What to produce: Please filter the data down to the lines that include the word "Detail" and copy them.
─── Input data
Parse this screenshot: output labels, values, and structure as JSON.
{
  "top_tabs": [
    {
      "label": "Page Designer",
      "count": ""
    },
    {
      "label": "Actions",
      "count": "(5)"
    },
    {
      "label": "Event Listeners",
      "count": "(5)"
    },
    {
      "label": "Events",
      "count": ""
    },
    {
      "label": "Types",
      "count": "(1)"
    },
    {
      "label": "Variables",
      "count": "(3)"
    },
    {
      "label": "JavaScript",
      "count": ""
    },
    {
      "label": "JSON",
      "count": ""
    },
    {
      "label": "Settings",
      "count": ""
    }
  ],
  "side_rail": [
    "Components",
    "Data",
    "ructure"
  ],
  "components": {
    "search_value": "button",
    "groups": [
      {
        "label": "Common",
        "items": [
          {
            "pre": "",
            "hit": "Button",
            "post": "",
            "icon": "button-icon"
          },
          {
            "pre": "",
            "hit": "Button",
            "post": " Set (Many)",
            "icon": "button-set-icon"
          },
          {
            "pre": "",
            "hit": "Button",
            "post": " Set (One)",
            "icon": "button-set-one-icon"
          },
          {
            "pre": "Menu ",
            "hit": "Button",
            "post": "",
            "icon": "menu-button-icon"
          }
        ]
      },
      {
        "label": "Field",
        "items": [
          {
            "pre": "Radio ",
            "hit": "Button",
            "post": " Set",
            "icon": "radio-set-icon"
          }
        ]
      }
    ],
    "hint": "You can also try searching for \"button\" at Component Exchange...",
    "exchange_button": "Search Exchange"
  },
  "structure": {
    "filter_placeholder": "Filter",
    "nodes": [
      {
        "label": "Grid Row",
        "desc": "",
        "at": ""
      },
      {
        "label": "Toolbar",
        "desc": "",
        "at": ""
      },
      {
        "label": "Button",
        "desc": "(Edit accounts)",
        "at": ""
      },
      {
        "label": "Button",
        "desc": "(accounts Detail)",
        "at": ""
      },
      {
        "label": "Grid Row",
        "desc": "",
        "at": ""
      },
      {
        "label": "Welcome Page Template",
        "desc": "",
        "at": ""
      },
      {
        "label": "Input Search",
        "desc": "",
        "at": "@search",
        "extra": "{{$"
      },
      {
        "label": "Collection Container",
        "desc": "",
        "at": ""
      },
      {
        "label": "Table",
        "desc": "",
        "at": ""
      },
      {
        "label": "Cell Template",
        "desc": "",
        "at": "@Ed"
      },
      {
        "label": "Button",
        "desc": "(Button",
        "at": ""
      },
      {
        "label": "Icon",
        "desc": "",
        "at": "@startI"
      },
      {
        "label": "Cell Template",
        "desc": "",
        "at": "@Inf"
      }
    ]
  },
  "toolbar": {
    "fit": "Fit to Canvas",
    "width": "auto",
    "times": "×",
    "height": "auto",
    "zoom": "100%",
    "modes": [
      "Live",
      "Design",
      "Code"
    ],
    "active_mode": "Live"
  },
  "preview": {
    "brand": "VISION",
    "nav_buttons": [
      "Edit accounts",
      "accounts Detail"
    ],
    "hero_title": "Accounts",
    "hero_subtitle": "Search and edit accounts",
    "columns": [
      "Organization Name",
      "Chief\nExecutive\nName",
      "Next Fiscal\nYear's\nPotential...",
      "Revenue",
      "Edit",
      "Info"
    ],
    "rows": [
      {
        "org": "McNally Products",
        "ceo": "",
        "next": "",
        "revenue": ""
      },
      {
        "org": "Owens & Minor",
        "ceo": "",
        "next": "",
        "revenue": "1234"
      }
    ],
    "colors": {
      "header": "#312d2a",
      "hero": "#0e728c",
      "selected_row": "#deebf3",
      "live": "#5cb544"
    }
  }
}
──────
Solution to this task:
        "desc": "(accounts Detail)",
      "accounts Detail"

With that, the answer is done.